We’d run down the Mill Lane, up the stairs and onto the bridge for the mail train from Strabane. We’d stand right over the line as the train hurled underneath and it was all smoke and steam and fury. Our faces would be black and when we got home me mother would give out stink. This one day we went down to catch the smoke and Eddie was there beside the tracks. Me mother said Eddie wasn’t all right—you’d see him standing on the lane, laughing at the sky. We climbed up to the bridge and we could still see Eddie just standing there, talking to nobody. In the distance we heard the clatter and saw the trail of smoke. Eddie jumped up on to the rails with his hands held above his head. We all shouted for him to get out of the way but he just stood there, yelling all sorts. The train screamed and whistled and squealed. We couldn’t look, but we couldn’t look away. There must have been the length of sweeping brush between the front of the engine and Eddie. That was the day when Eddie McCrae stopped the mail train from Strabane
by Guy le jeune
At the back of our house, across the fields, ran the train line. When Da passed on his way to Cork or Limerick he would beep the horn and we’d flash the light on and off to let him know we heard him. On his way home, he’d beep again to let Ma know he was on the way. Da didn’t drive a car, only a train.
We weren’t allowed near the railway line. Ma and Da would go mad when they found out we were up there. We went to pick blackberries, and the best ones were always along the railway. One day, Da passed on the train and saw us. He beeped the horn and put his fist up at us. We knew he was going to kill us when we got home so we stayed out for ages ’til we thought he’d be gone to bed. He always went to bed when he came home if he’d been driving through the night. He was still up when we got home and there was murder. When Da went to bed for a few hours, Mam still made jam with the blackberries we collected. My Ma made deadly jam.
by Patricia Nugent
(In response to: write a piece of flash fiction of less than 200 words, inspired by the postcard shown.)

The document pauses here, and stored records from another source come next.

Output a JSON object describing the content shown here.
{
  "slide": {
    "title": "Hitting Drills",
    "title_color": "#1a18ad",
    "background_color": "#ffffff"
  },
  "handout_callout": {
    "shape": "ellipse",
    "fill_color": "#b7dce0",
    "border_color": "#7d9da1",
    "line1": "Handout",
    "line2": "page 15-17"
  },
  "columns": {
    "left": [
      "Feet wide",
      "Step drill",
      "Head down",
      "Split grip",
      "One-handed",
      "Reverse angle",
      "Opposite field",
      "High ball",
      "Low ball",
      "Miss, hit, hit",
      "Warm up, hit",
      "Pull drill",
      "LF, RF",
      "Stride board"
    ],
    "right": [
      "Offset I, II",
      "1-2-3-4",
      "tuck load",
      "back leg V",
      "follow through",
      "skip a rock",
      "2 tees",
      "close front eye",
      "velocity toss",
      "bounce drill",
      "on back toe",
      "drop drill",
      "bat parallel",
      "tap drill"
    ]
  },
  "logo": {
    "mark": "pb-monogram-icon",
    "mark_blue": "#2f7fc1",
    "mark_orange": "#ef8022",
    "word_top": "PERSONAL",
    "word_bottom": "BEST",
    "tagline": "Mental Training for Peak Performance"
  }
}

Last, but certainly not least, I’m including the opening paragraph of our festive-themed Wordspark of a short story under 1000 words. There’s a link at the end to the rest of the story, which I highly recommend: this piece received the most responses from other readers/writers.
Away in a Manger by Sinead O’Hart
I knew better than to turn on the main bathroom light – the noise of the fan alone would be enough to wake Simon up, and that was the last thing I wanted. I just wished I’d had the foresight to unwrap the thing beforehand, but I took it slowly and kept the rustling to a minimum. As I worked to open the packet, I kept the bathroom door open, just a crack, enough to hear him if he moved, but there wasn’t a sound from the bedroom besides my husband’s gentle breathing. Once I’d freed it from the wrapping, I closed the door to our ensuite as gently as I could, and just got on with it. I wondered, as I sat down, whether it was a marketable skill, this ability I had to pee accurately in the pitch darkness – I guessed it really was true about practice making perfect. How often had I done this, now? I’d long ago lost count. Read more…